▶ [RAW DATA]

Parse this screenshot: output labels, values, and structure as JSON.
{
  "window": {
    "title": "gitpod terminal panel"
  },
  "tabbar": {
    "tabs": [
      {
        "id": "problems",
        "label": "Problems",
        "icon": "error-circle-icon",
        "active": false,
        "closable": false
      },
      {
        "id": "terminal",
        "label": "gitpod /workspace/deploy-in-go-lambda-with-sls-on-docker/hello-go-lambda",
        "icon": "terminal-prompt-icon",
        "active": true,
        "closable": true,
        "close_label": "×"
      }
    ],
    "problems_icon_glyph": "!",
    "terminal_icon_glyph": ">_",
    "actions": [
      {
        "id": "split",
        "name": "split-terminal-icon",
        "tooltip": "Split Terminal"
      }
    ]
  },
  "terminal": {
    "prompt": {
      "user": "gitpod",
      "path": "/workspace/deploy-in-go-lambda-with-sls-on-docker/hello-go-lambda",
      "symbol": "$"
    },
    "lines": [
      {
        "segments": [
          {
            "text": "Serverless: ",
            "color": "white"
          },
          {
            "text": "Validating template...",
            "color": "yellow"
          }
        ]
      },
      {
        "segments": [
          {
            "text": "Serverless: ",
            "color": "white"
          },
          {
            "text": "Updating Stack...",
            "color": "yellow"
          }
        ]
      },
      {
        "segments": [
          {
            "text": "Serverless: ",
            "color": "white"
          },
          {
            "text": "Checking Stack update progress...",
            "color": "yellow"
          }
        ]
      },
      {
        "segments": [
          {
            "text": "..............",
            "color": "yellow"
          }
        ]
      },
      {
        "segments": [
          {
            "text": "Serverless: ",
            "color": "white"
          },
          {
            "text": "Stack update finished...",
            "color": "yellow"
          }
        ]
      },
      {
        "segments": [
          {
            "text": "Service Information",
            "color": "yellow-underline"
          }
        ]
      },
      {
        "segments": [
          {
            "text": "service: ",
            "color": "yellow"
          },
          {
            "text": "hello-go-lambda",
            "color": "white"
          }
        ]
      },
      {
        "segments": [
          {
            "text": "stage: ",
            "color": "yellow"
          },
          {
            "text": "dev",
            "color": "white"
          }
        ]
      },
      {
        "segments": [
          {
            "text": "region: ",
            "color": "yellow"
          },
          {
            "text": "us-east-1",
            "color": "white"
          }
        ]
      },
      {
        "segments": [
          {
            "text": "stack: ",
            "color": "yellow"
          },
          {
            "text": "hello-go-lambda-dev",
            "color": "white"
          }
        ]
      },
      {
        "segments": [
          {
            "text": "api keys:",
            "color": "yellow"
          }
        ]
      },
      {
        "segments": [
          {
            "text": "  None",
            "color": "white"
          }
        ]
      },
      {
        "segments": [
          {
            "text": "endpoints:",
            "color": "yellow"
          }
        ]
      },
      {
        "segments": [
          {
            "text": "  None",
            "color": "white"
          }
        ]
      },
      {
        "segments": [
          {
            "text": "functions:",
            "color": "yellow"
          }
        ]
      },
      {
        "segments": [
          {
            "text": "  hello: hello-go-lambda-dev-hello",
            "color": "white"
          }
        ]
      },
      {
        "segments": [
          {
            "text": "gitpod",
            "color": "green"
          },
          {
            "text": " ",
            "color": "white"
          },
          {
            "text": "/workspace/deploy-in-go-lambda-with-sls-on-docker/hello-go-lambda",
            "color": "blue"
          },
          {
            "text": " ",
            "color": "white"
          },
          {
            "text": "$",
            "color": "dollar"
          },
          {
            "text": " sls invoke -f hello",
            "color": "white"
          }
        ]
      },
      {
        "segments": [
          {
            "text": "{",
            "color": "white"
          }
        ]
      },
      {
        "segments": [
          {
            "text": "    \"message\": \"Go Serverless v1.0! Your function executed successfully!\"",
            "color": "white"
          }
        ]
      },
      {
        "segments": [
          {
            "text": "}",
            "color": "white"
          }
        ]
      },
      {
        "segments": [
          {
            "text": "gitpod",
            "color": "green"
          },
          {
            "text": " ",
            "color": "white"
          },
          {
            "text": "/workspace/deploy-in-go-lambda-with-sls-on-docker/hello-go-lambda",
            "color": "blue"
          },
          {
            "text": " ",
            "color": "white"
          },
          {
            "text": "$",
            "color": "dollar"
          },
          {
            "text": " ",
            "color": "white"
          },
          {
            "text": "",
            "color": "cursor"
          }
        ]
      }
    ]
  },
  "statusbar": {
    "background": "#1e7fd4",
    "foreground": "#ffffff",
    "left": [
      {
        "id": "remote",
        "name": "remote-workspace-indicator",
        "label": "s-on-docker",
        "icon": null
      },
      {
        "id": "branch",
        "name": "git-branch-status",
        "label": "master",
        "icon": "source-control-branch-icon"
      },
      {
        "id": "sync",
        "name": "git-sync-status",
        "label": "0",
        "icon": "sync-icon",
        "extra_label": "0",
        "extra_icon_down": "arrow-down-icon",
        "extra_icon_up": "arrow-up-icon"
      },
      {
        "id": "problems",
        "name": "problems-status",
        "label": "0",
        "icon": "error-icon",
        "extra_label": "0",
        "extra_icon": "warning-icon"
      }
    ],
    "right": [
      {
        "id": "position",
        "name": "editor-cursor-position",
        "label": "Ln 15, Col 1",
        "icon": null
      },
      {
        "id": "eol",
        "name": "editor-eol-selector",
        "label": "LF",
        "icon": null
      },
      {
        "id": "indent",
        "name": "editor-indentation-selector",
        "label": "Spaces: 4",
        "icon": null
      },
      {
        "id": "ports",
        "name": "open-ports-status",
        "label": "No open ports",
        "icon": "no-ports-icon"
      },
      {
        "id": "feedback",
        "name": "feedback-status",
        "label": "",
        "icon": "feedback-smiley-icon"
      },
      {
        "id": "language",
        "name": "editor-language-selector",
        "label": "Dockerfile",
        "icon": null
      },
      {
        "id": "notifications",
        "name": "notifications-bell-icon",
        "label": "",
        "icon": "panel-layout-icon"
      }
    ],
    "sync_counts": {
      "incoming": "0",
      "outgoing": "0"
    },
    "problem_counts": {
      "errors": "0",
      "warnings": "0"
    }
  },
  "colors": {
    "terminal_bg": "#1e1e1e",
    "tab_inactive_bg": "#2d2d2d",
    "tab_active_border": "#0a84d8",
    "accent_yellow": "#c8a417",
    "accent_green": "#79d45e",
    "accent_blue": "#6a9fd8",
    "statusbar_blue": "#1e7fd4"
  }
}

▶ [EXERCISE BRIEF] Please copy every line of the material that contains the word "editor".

▶ [RESPONSE BELOW]
        "name": "editor-cursor-position",
        "name": "editor-eol-selector",
        "name": "editor-indentation-selector",
        "name": "editor-language-selector",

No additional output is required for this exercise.